As protests continue around the country against police brutality and systemic racism, students and activists are increasingly calling for cities to defund the police.
On June 26, the Minneapolis City Council approved a proposal to eliminate the city’s police department and establish a department of community safety and violence prevention in its place, according to NPR. A month earlier, a former Minneapolis police officer killed George Floyd, a Black man, by kneeling on his neck for nearly nine minutes during his arrest, sparking widespread protests over police violence. Austin City Council unanimously voted June 11 to demilitarize the Austin Police Department and reallocate part of APD’s $440 million budget to other public safety measures.
Assistant government professor Derek Epp said defunding the police means to reimagine cities’ budget and structure so that more support is given to public health services rather than a militarized police force. Epp said communities struggle with issues including health care, homelessness and mental health that cannot be addressed with a police force.
“(Defunding the police) is essentially a call to fundamentally rethink the role that police play in society,” Epp said. “There are a lot of social services that we don’t do a great job of delivering in the United States.
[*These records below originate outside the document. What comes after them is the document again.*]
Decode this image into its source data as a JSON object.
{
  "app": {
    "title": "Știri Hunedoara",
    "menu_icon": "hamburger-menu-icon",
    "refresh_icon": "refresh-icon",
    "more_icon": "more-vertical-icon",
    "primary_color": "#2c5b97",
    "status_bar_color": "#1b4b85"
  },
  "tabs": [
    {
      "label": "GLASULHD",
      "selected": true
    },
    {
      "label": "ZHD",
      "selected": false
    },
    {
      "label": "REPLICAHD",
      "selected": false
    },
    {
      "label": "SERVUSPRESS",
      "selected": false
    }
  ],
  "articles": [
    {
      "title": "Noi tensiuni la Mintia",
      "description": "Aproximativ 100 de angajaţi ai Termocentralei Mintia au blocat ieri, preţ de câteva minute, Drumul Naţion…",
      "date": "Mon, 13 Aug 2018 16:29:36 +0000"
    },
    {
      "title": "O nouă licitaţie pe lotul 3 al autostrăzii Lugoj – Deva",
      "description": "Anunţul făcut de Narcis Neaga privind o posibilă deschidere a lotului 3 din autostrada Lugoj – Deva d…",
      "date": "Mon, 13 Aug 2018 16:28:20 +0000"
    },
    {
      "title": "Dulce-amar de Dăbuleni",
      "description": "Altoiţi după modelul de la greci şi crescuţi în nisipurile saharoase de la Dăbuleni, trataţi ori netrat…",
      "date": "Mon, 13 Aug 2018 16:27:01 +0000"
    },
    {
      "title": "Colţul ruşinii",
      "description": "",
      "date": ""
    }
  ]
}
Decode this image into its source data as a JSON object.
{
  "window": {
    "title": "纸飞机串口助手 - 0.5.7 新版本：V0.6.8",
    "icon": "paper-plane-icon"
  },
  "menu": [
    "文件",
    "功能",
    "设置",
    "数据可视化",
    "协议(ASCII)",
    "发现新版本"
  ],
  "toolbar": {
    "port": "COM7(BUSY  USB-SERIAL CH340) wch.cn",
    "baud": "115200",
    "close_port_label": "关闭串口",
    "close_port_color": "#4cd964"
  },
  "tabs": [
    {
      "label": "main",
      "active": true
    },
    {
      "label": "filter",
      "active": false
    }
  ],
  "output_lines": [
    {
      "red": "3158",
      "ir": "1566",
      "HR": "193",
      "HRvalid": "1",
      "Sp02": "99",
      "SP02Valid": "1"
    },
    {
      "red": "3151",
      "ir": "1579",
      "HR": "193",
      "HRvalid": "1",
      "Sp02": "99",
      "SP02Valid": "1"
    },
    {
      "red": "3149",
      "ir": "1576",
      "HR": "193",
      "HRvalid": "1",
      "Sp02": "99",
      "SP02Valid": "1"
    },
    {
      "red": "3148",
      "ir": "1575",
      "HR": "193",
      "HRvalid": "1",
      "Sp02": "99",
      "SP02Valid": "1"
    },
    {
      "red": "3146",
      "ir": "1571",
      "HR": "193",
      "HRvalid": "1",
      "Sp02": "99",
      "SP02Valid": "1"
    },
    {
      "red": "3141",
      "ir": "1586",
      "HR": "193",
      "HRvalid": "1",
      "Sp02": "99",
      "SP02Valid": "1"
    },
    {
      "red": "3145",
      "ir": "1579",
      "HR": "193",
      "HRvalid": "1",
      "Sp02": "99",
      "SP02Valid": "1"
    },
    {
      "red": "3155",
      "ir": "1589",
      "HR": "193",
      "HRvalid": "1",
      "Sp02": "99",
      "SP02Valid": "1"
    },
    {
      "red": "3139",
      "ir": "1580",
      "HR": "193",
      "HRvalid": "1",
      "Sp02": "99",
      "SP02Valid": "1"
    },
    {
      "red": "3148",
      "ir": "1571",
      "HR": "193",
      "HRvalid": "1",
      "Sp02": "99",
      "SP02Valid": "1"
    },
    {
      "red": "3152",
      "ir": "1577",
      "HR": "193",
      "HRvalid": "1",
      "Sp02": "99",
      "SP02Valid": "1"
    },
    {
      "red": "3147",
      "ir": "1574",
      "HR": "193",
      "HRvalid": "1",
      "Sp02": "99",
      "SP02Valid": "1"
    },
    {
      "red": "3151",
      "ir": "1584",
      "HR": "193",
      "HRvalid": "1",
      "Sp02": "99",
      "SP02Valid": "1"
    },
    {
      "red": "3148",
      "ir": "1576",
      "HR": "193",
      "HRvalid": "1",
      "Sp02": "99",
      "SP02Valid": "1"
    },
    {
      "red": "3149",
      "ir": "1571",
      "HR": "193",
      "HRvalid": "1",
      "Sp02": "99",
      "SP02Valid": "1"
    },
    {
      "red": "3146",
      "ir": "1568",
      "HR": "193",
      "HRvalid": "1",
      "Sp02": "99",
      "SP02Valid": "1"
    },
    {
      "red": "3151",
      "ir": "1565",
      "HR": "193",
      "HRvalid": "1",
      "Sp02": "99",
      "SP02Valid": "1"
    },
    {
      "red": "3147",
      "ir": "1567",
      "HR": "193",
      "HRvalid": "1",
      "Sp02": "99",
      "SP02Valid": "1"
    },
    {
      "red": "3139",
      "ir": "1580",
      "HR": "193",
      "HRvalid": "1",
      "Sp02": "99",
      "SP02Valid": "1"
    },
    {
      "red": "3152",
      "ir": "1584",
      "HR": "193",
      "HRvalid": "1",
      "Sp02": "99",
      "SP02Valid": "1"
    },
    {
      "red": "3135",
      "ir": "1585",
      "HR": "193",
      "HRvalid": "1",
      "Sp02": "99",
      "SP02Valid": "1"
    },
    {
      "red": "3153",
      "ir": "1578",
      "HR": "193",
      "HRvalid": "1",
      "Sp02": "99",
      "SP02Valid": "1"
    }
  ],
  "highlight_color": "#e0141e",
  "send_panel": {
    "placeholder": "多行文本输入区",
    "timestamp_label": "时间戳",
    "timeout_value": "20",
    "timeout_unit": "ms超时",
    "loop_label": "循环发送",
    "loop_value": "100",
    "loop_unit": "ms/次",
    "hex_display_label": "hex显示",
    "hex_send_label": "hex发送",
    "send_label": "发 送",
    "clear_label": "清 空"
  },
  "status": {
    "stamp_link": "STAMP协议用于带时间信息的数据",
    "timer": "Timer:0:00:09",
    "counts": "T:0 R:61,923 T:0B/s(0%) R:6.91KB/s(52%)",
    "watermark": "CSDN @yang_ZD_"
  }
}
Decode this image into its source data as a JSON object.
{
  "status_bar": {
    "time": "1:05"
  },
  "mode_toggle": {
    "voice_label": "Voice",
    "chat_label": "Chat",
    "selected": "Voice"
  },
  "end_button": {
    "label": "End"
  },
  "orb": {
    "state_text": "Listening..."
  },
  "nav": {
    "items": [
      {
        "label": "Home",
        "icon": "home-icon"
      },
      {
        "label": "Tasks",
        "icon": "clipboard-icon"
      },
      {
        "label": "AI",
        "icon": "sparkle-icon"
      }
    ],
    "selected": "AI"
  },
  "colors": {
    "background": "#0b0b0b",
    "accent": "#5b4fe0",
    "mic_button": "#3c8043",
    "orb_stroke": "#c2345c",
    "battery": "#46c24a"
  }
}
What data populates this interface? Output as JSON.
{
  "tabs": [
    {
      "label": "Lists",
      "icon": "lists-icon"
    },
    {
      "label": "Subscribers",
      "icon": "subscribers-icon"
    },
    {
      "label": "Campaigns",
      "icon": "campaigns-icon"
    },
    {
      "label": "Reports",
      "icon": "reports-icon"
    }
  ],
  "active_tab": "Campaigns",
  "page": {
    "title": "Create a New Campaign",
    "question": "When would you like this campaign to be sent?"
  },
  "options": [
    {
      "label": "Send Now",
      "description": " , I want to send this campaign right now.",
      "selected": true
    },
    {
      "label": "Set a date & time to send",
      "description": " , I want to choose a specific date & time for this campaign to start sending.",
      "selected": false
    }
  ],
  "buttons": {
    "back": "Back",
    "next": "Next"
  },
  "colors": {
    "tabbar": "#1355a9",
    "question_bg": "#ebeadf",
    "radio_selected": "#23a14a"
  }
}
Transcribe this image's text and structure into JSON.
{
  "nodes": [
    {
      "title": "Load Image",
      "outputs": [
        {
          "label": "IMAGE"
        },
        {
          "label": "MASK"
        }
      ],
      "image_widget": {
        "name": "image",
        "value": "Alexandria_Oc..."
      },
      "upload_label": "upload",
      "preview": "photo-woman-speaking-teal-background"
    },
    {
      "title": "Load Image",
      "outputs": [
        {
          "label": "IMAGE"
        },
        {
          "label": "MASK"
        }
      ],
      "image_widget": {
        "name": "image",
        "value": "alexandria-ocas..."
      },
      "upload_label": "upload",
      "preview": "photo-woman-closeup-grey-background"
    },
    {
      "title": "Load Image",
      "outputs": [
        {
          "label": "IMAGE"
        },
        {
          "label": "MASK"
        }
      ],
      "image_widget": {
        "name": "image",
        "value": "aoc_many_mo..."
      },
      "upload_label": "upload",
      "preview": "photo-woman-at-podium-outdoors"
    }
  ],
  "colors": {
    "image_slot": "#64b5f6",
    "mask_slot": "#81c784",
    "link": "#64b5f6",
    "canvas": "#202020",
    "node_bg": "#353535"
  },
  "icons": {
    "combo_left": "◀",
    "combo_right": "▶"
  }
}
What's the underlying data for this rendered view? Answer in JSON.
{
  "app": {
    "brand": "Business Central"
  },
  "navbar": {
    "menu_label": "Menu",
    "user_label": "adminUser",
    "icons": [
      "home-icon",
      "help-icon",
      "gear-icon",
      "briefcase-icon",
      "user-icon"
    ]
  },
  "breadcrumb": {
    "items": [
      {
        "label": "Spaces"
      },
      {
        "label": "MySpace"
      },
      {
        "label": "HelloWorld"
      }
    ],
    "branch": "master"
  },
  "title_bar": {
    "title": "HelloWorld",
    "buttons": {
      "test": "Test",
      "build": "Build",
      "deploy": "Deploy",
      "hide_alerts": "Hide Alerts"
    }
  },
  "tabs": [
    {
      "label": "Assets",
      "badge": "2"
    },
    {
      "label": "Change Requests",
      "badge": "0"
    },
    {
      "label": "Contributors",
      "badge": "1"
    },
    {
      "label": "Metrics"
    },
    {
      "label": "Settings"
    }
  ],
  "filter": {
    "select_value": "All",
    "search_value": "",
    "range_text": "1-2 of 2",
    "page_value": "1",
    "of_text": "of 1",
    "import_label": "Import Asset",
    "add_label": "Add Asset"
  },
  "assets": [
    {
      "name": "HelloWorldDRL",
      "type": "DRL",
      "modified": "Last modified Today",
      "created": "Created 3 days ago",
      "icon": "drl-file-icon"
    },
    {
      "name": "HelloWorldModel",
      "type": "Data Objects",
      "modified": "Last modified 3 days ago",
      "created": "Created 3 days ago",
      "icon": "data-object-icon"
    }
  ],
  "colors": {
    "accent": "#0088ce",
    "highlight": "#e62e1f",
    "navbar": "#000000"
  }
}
It’s not really fair that the police don’t really have the tools to meaningfully fight or combat these problems.”
Epp, who has researched racial disparities in traffic stops, said one incremental step toward defunding the police would be eliminating unnecessary vehicle searches since they are a large part of racial disparity in the police system.
“Policing in America is a really good example of treating the symptoms and not the underlying disease,” Epp said. “Pretty much wherever we look, African Americans are much more likely to be searched after traffic stops. I’ve never been pulled over and searched by police because I’m a white guy. This is something that hopefully white people around the country are opening their eyes to.”
Biomedical engineering sophomore Catriona Lochhead said defunding the police is not only about removing funds from the police department, but reassigning that money to initiatives supporting education, mental health and sexual assault prevention.
“I think what scares a lot of people is ‘if we defund the police, who’s going to protect us?’” Lochhead said. “In the absence of that, we can look to community-based policing, which already we see happening in very high-profile neighborhoods.”
Kennedy Cannon, the membership director for the UT National Association for the Advancement of Colored People, said certain aspects of Austin life, such as homelessness and education, are lacking funds. She said much of the funding that is given to police departments could instead be given to universities or mental health initiatives.
University Spokesperson J.B. Bird said in an email that funding for UTPD provided by the UT System Board of Regents cannot be redirected to other purposes, but the University is working closely with the City of Austin and Austin Police Department to ensure the community remains safe.
“I feel as though police officers have taken their power to extreme levels and have taken lives of innocent people,” Cannon said. “As far as we know, the police are here to protect and serve our country and our community, and not all police officers are doing that.”
Cannon, a dance junior, said the NAACP is coming back onto campus after being inactive for three years and is focused on rebuilding a presence on campus.
“We’re on campus to cultivate all minorities,” Cannon said. “We already are, in a sense, spreading what (the) Black Lives Matter movement is saying. NAACP’s overall purpose is to bring unity within the University.”